- Cooking oil I use avocado oil
- Salt to taste
- In a small bowl, whisk together oyster sauce, soy sauce, dark soy sauce, sugar, pepper, and Sriracha.
- In another bowl, combine beef, baking soda, garlic powder, and 1½ tablespoon of the sauce. Mix well and let marinade for 15-20 minutes.
- Pour 1 tablespoon oil to a wok or large skillet over high heat. Add beef and cook for 1-2 minutes until seared but still a little pink. Transfer to a plate and set aside. Clean the wok or skillet.
- Heat another 1 tablespoon oil in the wok or skillet over high heat. Add onion and Chinese broccoli with a pinch of salt. Sauté for 1-2 minutes or until onion starts get to get charred at the ends and broccoli turns bright green.
- Add another 1 tablespoon oil, followed by the rice noodles with half of the sauce. Gently toss the noodles until soft, 1-2 minutes.
- Add the bean sprouts, dark green onion segments, and the remainder of the sauce. Mix well until everything is tender and cooked, about another 1-2 minutes.

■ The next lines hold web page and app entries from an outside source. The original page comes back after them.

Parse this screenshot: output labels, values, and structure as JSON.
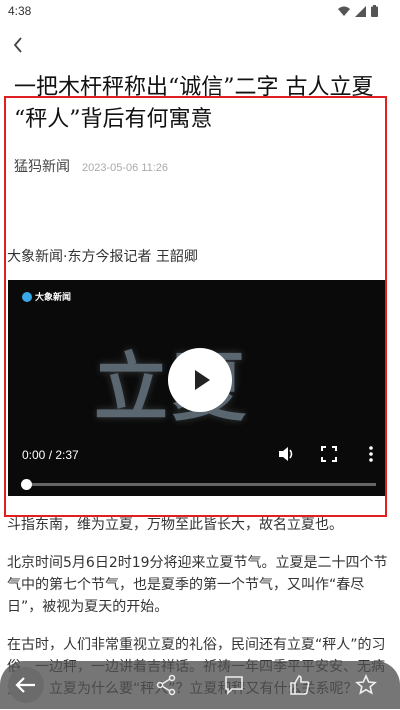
{
  "status_bar": {
    "time": "4:38"
  },
  "app_bar": {
    "back_icon": "chevron-left-icon"
  },
  "article": {
    "title_line1": "一把木杆秤称出“诚信”二字 古人立夏",
    "title_line2": "“秤人”背后有何寓意",
    "source": "猛犸新闻",
    "date": "2023-05-06 11:26",
    "reporter": "大象新闻·东方今报记者 王韶卿",
    "video": {
      "logo_text": "大象新闻",
      "art_text": "立夏",
      "time_display": "0:00 / 2:37",
      "progress": 0.0
    },
    "paragraphs": [
      "斗指东南，维为立夏，万物至此皆长大，故名立夏也。",
      "北京时间5月6日2时19分将迎来立夏节气。立夏是二十四个节气中的第七个节气，也是夏季的第一个节气，又叫作“春尽日”，被视为夏天的开始。",
      "在古时，人们非常重视立夏的礼俗，民间还有立夏“秤人”的习俗，一边秤，一边讲着吉祥话。祈祷一年四季平平安安、无病无灾。立夏为什么要“秤人”？立夏和秤又有什么关系呢？"
    ]
  },
  "bottom_bar": {
    "icons": [
      "back-arrow-icon",
      "share-icon",
      "comment-icon",
      "thumbs-up-icon",
      "star-icon"
    ]
  },
  "colors": {
    "highlight": "#e02020",
    "video_bg": "#0a0a0a",
    "logo_accent": "#38a9e8"
  }
}
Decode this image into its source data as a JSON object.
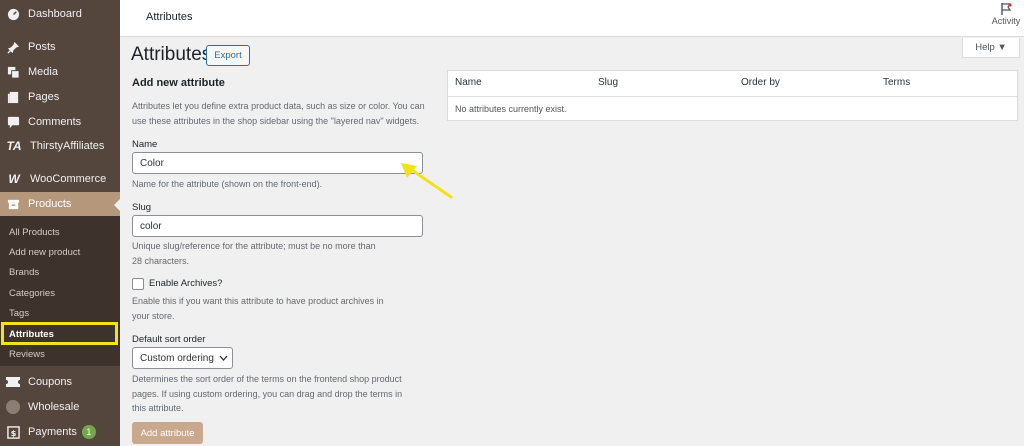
{
  "sidebar": {
    "top_items": [
      {
        "label": "Dashboard",
        "icon": "dashboard-icon"
      },
      {
        "label": "Posts",
        "icon": "pin-icon"
      },
      {
        "label": "Media",
        "icon": "media-icon"
      },
      {
        "label": "Pages",
        "icon": "pages-icon"
      },
      {
        "label": "Comments",
        "icon": "comments-icon"
      },
      {
        "label": "ThirstyAffiliates",
        "icon_text": "TA"
      },
      {
        "label": "WooCommerce",
        "icon_text": "W"
      },
      {
        "label": "Products",
        "icon": "products-icon"
      }
    ],
    "submenu": [
      "All Products",
      "Add new product",
      "Brands",
      "Categories",
      "Tags",
      "Attributes",
      "Reviews"
    ],
    "bottom_items": [
      {
        "label": "Coupons",
        "icon": "coupons-icon"
      },
      {
        "label": "Wholesale",
        "icon": "wholesale-icon"
      },
      {
        "label": "Payments",
        "icon": "payments-icon",
        "badge": "1"
      }
    ],
    "highlight_color": "#f1e21c",
    "bg_color": "#54463d",
    "active_color": "#b5977b"
  },
  "topbar": {
    "title": "Attributes",
    "activity_label": "Activity"
  },
  "help_label": "Help ▼",
  "page": {
    "title": "Attributes",
    "export_label": "Export"
  },
  "form": {
    "heading": "Add new attribute",
    "intro_line1": "Attributes let you define extra product data, such as size or color. You can",
    "intro_line2": "use these attributes in the shop sidebar using the \"layered nav\" widgets.",
    "name_label": "Name",
    "name_value": "Color",
    "name_help": "Name for the attribute (shown on the front-end).",
    "slug_label": "Slug",
    "slug_value": "color",
    "slug_help_line1": "Unique slug/reference for the attribute; must be no more than",
    "slug_help_line2": "28 characters.",
    "archives_label": "Enable Archives?",
    "archives_help_line1": "Enable this if you want this attribute to have product archives in",
    "archives_help_line2": "your store.",
    "sort_label": "Default sort order",
    "sort_value": "Custom ordering",
    "sort_help_line1": "Determines the sort order of the terms on the frontend shop product",
    "sort_help_line2": "pages. If using custom ordering, you can drag and drop the terms in",
    "sort_help_line3": "this attribute.",
    "submit_label": "Add attribute"
  },
  "table": {
    "columns": [
      "Name",
      "Slug",
      "Order by",
      "Terms"
    ],
    "empty_message": "No attributes currently exist."
  },
  "annotation": {
    "arrow_color": "#f1e21c"
  }
}
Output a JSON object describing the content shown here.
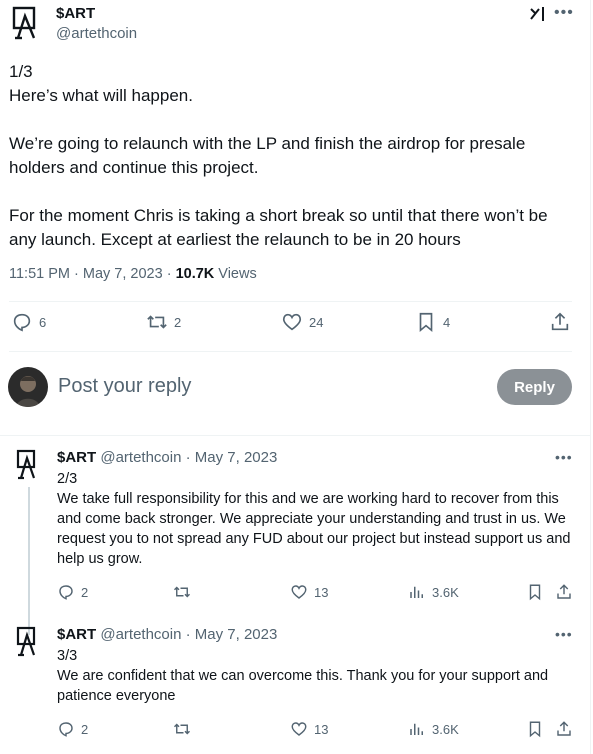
{
  "main_tweet": {
    "name": "$ART",
    "handle": "@artethcoin",
    "text": "1/3\nHere’s what will happen.\n\nWe’re going to relaunch with the LP and finish the airdrop for presale holders and continue this project.\n\nFor the moment Chris is taking a short break so until that there won’t be any launch. Except at earliest the relaunch to be in 20 hours",
    "timestamp": "11:51 PM · May 7, 2023 · ",
    "views_count": "10.7K",
    "views_label": " Views",
    "replies": "6",
    "reposts": "2",
    "likes": "24",
    "bookmarks": "4"
  },
  "reply_box": {
    "placeholder": "Post your reply",
    "button_label": "Reply"
  },
  "thread": [
    {
      "name": "$ART",
      "handle": "@artethcoin · May 7, 2023",
      "text": "2/3\nWe take full responsibility for this and we are working hard to recover from this and come back stronger. We appreciate your understanding and trust in us. We request you to not spread any FUD about our project but instead support us and help us grow.",
      "replies": "2",
      "likes": "13",
      "views": "3.6K"
    },
    {
      "name": "$ART",
      "handle": "@artethcoin · May 7, 2023",
      "text": "3/3\nWe are confident that we can overcome this. Thank you for your support and patience everyone",
      "replies": "2",
      "likes": "13",
      "views": "3.6K"
    }
  ],
  "icons": {
    "more": "more-icon",
    "grok": "grok-icon",
    "reply": "reply-icon",
    "repost": "repost-icon",
    "like": "like-icon",
    "bookmark": "bookmark-icon",
    "share": "share-icon",
    "views": "views-icon"
  },
  "colors": {
    "text_primary": "#0f1419",
    "text_secondary": "#536471",
    "reply_button": "#8b9196",
    "divider": "#eff3f4"
  }
}
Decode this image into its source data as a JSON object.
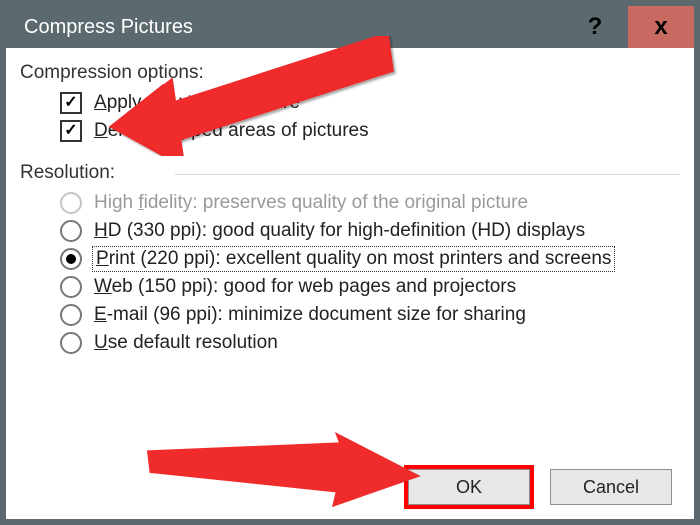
{
  "titlebar": {
    "title": "Compress Pictures",
    "help": "?",
    "close": "x"
  },
  "compression": {
    "group_label": "Compression options:",
    "apply_only": {
      "ak": "A",
      "rest": "pply only to this picture",
      "checked": true
    },
    "delete_cropped": {
      "ak": "D",
      "rest": "elete cropped areas of pictures",
      "checked": true
    }
  },
  "resolution": {
    "group_label": "Resolution:",
    "options": [
      {
        "pre": "High ",
        "ak": "f",
        "rest": "idelity: preserves quality of the original picture",
        "selected": false,
        "disabled": true
      },
      {
        "pre": "",
        "ak": "H",
        "rest": "D (330 ppi): good quality for high-definition (HD) displays",
        "selected": false,
        "disabled": false
      },
      {
        "pre": "",
        "ak": "P",
        "rest": "rint (220 ppi): excellent quality on most printers and screens",
        "selected": true,
        "disabled": false
      },
      {
        "pre": "",
        "ak": "W",
        "rest": "eb (150 ppi): good for web pages and projectors",
        "selected": false,
        "disabled": false
      },
      {
        "pre": "",
        "ak": "E",
        "rest": "-mail (96 ppi): minimize document size for sharing",
        "selected": false,
        "disabled": false
      },
      {
        "pre": "",
        "ak": "U",
        "rest": "se default resolution",
        "selected": false,
        "disabled": false
      }
    ]
  },
  "buttons": {
    "ok": "OK",
    "cancel": "Cancel"
  }
}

- Stir in beef and turn off heat. Let residual heat warm up the beef and season to taste. Garnish with green onion. Serve hot.
- Serving size ranges from 4-8.
- Rice noodles: You can use dried, refrigerated, or fresh rice noodles. Look for extra wide noodles - they can be labeled as chow fun, hor fun, hu tieu, pad thai, or banh pho.
- If using dried, boil them first in salted water until al dente and then rinse with cold water.
- If the refrigerated noodles are too cold and stiff to peel apart, cover them with a wet paper towel and microwave in 20 second intervals until soft and loosened.